    Members of brassica commonly used for food include cabbage, cauliflower, broccoli, Brussels sprouts, kale, collards and some seeds. The genus is known for its important agricultural and horticultural crops and includes a number of weeds, both of wild taxa and escapees from cultivation. It counts over 30 wild species and hybrids plus numerous cultivars and hybrids of cultivated origin. Most are seasonal plants (annuals or biennials), but some are small shrubs. Brassica plants have been the subject of much scientific interest for their agricultural importance. Six particular species (B. carinataB. junceaB. oleraceaB. napusB. nigra and B. rapa) evolved by the combining of chromosomes from three earlier species, as described by the Triangle of U theory.

    The genus is native in the wild in western Europe, the Mediterranean and temperate regions of Asia and many wild species grow as weeds, especially in North America,South America, and Australia.
    A dislike for cabbage or broccoli can result from the fact that these plants contain a compound similar to phenylthiocarbamide (PTC), which is bitter or tasteless to some people depending on their 'taste buds'.
    (There is a real reason some people don't like this veggie group. I am not one of those people, except that I do not like kale at any stage but young.)

    Kale or borecole (Brassica oleracea Acephala Group) is a vegetable with green or purple leaves, in which the central leaves do not form a head. It is considered to be closer to wild cabbage than most domesticated forms of vegetables.The species Brassica oleracea contains a wide variety of vegetables, including broccoli, cauliflower, collard greens, and brussels sprouts. The cultivar group Acephala also includes spring greens and collard greens, which are similar genetically.

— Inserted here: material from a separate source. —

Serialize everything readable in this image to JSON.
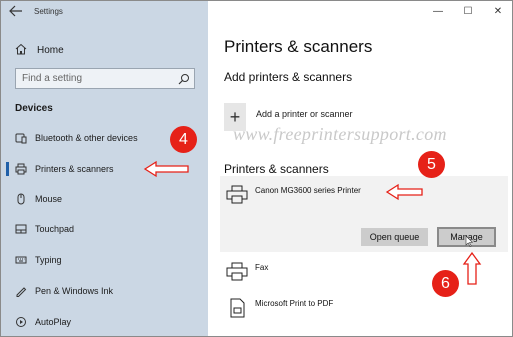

    Almost all parts of some species or other have been developed for food, including the root (rutabagaturnips), stems (kohlrabi), leaves (cabbagecollard greens), flowers (cauliflowerbroccoli), buds (Brussels sproutscabbage), and seeds (many, including mustard seed, and oil-producing rapeseed). Some forms with white or purple foliage or flower heads are also sometimes grown for ornament.
    Brassica vegetables are highly regarded for their nutritional value. They provide high amounts of vitamin C and soluble fiberand contain multiple nutrients with potent anticancer properties: 3,3'-diindolylmethanesulforaphane and selenium. Boiling reduces the level of anticancer compounds, but steamingmicrowaving, and stir frying do not result in significant loss.  Steaming the vegetable for three to four minutes is recommended to maximize sulforaphane.
    Brassica vegetables are rich in indole-3-carbinol, a chemical which boosts DNA repair in cells in vitro and appears to block the growth of cancer cells in vitro. They are also a good source of carotenoids, with broccoli having especially high levels. Researchers at the University of California at Berkeley have recently discovered that 3,3'-diindolylmethane inBrassica vegetables is a potent modulator of the innate immune response system with potent antiviral, antibacterial and anticancer activity; however, it also is an antiandrogen but known to be anti-androgenic only in hormone sensitive prostate cancer cells. These vegetables also contain goitrogens, some of which suppress thyroid function. Goitrogens can induce hypothyroidism and goiter in the absence of normal iodine intake.